◆ Task to carry out
Copy every line of the data exactly, keeping out any picture.

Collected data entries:
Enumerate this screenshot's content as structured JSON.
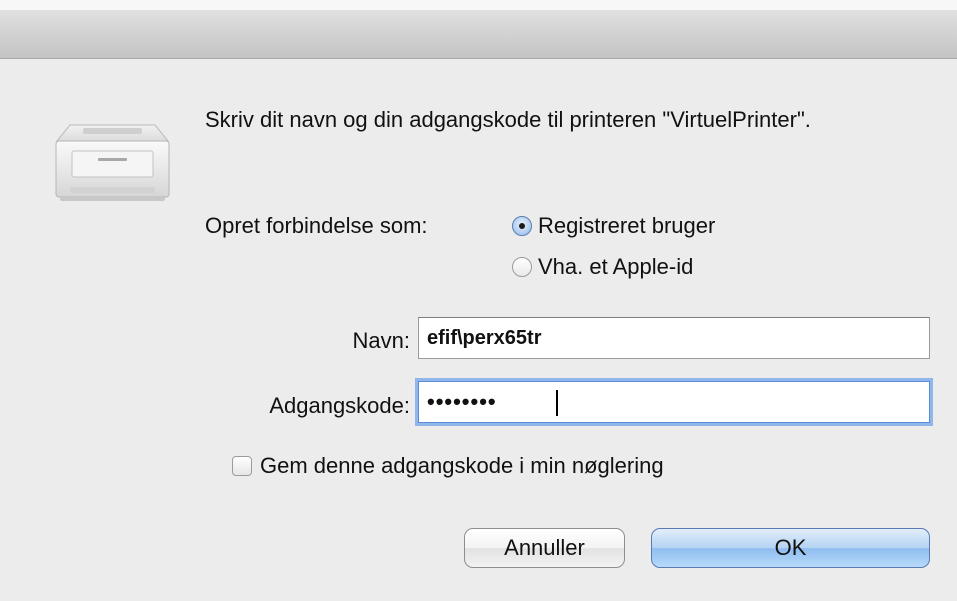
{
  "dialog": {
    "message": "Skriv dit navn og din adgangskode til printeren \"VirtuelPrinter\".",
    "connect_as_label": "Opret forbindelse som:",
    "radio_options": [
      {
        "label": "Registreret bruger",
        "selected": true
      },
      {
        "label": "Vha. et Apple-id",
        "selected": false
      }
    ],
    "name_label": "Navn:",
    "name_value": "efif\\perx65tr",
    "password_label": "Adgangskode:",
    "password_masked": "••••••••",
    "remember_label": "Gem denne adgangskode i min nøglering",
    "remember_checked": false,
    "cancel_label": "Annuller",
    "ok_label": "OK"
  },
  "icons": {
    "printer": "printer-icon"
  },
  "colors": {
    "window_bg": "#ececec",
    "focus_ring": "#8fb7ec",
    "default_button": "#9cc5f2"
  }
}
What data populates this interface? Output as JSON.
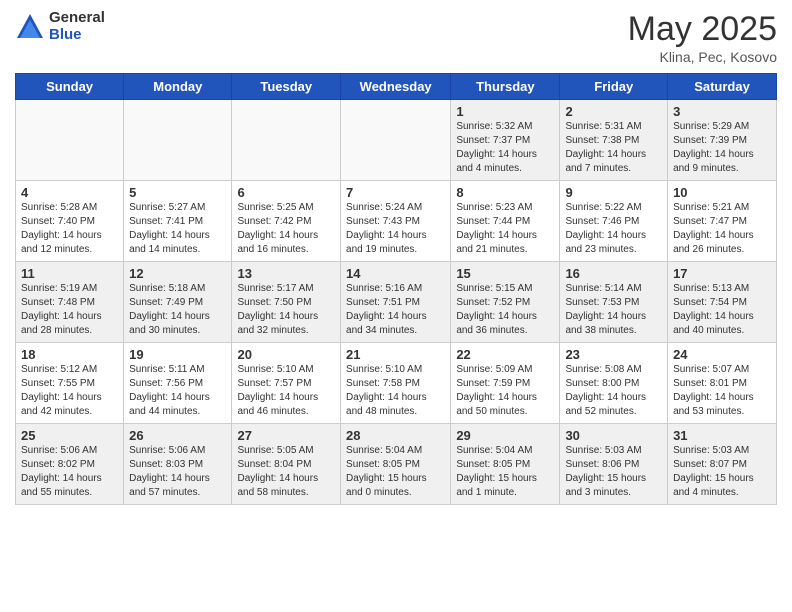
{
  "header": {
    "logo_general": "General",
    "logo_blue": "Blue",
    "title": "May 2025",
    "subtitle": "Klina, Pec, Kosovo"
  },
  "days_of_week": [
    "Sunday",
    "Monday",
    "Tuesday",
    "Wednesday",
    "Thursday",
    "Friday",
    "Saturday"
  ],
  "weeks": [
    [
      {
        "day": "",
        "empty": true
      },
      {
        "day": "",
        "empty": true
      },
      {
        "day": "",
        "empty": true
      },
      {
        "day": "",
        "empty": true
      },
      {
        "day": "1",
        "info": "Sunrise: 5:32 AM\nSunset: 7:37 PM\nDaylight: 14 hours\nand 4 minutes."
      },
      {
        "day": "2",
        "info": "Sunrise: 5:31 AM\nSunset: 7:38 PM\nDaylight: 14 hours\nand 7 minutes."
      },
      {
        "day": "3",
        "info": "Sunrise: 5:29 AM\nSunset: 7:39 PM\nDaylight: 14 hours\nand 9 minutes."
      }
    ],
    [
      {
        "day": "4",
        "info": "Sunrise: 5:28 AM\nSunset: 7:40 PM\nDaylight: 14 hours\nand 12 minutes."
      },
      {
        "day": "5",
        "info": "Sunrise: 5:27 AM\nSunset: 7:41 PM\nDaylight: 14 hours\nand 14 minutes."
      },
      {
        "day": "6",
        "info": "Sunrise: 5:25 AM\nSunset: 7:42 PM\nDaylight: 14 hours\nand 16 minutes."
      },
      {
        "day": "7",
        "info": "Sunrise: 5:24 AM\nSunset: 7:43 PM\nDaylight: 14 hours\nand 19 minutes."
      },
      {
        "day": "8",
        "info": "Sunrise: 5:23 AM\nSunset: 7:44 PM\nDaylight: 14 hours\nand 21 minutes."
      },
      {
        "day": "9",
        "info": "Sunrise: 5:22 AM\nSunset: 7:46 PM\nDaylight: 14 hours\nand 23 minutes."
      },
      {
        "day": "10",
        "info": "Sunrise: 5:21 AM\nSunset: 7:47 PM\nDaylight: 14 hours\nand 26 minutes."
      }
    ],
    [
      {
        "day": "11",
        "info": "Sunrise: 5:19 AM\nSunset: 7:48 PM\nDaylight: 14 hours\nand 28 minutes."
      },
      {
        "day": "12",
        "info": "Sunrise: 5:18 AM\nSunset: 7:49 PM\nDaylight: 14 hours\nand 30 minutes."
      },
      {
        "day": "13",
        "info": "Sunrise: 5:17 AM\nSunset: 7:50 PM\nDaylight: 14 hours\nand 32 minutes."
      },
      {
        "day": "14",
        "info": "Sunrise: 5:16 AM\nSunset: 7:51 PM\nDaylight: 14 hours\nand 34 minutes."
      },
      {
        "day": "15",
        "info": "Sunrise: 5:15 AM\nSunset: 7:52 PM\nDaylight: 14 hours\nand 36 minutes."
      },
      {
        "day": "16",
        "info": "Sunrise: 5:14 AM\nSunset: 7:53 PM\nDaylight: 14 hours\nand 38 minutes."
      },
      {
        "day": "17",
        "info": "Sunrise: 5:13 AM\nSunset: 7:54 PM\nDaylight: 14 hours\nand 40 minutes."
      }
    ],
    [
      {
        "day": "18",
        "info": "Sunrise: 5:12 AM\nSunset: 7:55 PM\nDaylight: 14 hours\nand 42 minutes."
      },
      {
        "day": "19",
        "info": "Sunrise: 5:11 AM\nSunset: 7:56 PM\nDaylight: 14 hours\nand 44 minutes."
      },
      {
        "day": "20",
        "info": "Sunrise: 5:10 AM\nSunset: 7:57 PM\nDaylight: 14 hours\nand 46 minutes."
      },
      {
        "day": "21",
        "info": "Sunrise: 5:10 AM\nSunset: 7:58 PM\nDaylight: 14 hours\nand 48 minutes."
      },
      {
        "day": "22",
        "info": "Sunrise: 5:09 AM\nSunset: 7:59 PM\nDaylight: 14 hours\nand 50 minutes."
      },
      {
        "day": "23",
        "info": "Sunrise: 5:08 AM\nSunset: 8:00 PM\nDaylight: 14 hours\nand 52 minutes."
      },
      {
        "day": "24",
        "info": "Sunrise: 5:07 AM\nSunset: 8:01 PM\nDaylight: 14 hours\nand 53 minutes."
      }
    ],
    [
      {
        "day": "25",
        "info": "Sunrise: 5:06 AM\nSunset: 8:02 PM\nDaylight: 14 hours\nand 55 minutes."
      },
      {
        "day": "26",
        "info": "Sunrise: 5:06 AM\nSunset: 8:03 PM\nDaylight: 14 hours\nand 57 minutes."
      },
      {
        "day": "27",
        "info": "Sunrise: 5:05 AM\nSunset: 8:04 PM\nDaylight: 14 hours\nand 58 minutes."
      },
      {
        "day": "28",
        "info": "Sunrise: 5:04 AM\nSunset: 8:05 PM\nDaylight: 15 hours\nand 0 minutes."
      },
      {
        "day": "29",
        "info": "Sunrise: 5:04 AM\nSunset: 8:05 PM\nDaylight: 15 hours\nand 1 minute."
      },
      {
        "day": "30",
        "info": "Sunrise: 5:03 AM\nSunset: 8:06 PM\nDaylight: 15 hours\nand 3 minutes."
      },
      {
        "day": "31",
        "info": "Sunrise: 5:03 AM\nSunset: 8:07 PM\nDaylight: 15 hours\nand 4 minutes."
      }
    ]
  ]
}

◆ Problem solution
Enumerate this screenshot's content as structured JSON.
{
  "dialog": {
    "message": "Skriv dit navn og din adgangskode til printeren \"VirtuelPrinter\".",
    "connect_as_label": "Opret forbindelse som:",
    "radio_options": [
      {
        "label": "Registreret bruger",
        "selected": true
      },
      {
        "label": "Vha. et Apple-id",
        "selected": false
      }
    ],
    "name_label": "Navn:",
    "name_value": "efif\\perx65tr",
    "password_label": "Adgangskode:",
    "password_masked": "••••••••",
    "remember_label": "Gem denne adgangskode i min nøglering",
    "remember_checked": false,
    "cancel_label": "Annuller",
    "ok_label": "OK"
  },
  "icons": {
    "printer": "printer-icon"
  },
  "colors": {
    "window_bg": "#ececec",
    "focus_ring": "#8fb7ec",
    "default_button": "#9cc5f2"
  }
}
What data populates this interface? Output as JSON.
{
  "header": {
    "logo_general": "General",
    "logo_blue": "Blue",
    "title": "May 2025",
    "subtitle": "Klina, Pec, Kosovo"
  },
  "days_of_week": [
    "Sunday",
    "Monday",
    "Tuesday",
    "Wednesday",
    "Thursday",
    "Friday",
    "Saturday"
  ],
  "weeks": [
    [
      {
        "day": "",
        "empty": true
      },
      {
        "day": "",
        "empty": true
      },
      {
        "day": "",
        "empty": true
      },
      {
        "day": "",
        "empty": true
      },
      {
        "day": "1",
        "info": "Sunrise: 5:32 AM\nSunset: 7:37 PM\nDaylight: 14 hours\nand 4 minutes."
      },
      {
        "day": "2",
        "info": "Sunrise: 5:31 AM\nSunset: 7:38 PM\nDaylight: 14 hours\nand 7 minutes."
      },
      {
        "day": "3",
        "info": "Sunrise: 5:29 AM\nSunset: 7:39 PM\nDaylight: 14 hours\nand 9 minutes."
      }
    ],
    [
      {
        "day": "4",
        "info": "Sunrise: 5:28 AM\nSunset: 7:40 PM\nDaylight: 14 hours\nand 12 minutes."
      },
      {
        "day": "5",
        "info": "Sunrise: 5:27 AM\nSunset: 7:41 PM\nDaylight: 14 hours\nand 14 minutes."
      },
      {
        "day": "6",
        "info": "Sunrise: 5:25 AM\nSunset: 7:42 PM\nDaylight: 14 hours\nand 16 minutes."
      },
      {
        "day": "7",
        "info": "Sunrise: 5:24 AM\nSunset: 7:43 PM\nDaylight: 14 hours\nand 19 minutes."
      },
      {
        "day": "8",
        "info": "Sunrise: 5:23 AM\nSunset: 7:44 PM\nDaylight: 14 hours\nand 21 minutes."
      },
      {
        "day": "9",
        "info": "Sunrise: 5:22 AM\nSunset: 7:46 PM\nDaylight: 14 hours\nand 23 minutes."
      },
      {
        "day": "10",
        "info": "Sunrise: 5:21 AM\nSunset: 7:47 PM\nDaylight: 14 hours\nand 26 minutes."
      }
    ],
    [
      {
        "day": "11",
        "info": "Sunrise: 5:19 AM\nSunset: 7:48 PM\nDaylight: 14 hours\nand 28 minutes."
      },
      {
        "day": "12",
        "info": "Sunrise: 5:18 AM\nSunset: 7:49 PM\nDaylight: 14 hours\nand 30 minutes."
      },
      {
        "day": "13",
        "info": "Sunrise: 5:17 AM\nSunset: 7:50 PM\nDaylight: 14 hours\nand 32 minutes."
      },
      {
        "day": "14",
        "info": "Sunrise: 5:16 AM\nSunset: 7:51 PM\nDaylight: 14 hours\nand 34 minutes."
      },
      {
        "day": "15",
        "info": "Sunrise: 5:15 AM\nSunset: 7:52 PM\nDaylight: 14 hours\nand 36 minutes."
      },
      {
        "day": "16",
        "info": "Sunrise: 5:14 AM\nSunset: 7:53 PM\nDaylight: 14 hours\nand 38 minutes."
      },
      {
        "day": "17",
        "info": "Sunrise: 5:13 AM\nSunset: 7:54 PM\nDaylight: 14 hours\nand 40 minutes."
      }
    ],
    [
      {
        "day": "18",
        "info": "Sunrise: 5:12 AM\nSunset: 7:55 PM\nDaylight: 14 hours\nand 42 minutes."
      },
      {
        "day": "19",
        "info": "Sunrise: 5:11 AM\nSunset: 7:56 PM\nDaylight: 14 hours\nand 44 minutes."
      },
      {
        "day": "20",
        "info": "Sunrise: 5:10 AM\nSunset: 7:57 PM\nDaylight: 14 hours\nand 46 minutes."
      },
      {
        "day": "21",
        "info": "Sunrise: 5:10 AM\nSunset: 7:58 PM\nDaylight: 14 hours\nand 48 minutes."
      },
      {
        "day": "22",
        "info": "Sunrise: 5:09 AM\nSunset: 7:59 PM\nDaylight: 14 hours\nand 50 minutes."
      },
      {
        "day": "23",
        "info": "Sunrise: 5:08 AM\nSunset: 8:00 PM\nDaylight: 14 hours\nand 52 minutes."
      },
      {
        "day": "24",
        "info": "Sunrise: 5:07 AM\nSunset: 8:01 PM\nDaylight: 14 hours\nand 53 minutes."
      }
    ],
    [
      {
        "day": "25",
        "info": "Sunrise: 5:06 AM\nSunset: 8:02 PM\nDaylight: 14 hours\nand 55 minutes."
      },
      {
        "day": "26",
        "info": "Sunrise: 5:06 AM\nSunset: 8:03 PM\nDaylight: 14 hours\nand 57 minutes."
      },
      {
        "day": "27",
        "info": "Sunrise: 5:05 AM\nSunset: 8:04 PM\nDaylight: 14 hours\nand 58 minutes."
      },
      {
        "day": "28",
        "info": "Sunrise: 5:04 AM\nSunset: 8:05 PM\nDaylight: 15 hours\nand 0 minutes."
      },
      {
        "day": "29",
        "info": "Sunrise: 5:04 AM\nSunset: 8:05 PM\nDaylight: 15 hours\nand 1 minute."
      },
      {
        "day": "30",
        "info": "Sunrise: 5:03 AM\nSunset: 8:06 PM\nDaylight: 15 hours\nand 3 minutes."
      },
      {
        "day": "31",
        "info": "Sunrise: 5:03 AM\nSunset: 8:07 PM\nDaylight: 15 hours\nand 4 minutes."
      }
    ]
  ]
}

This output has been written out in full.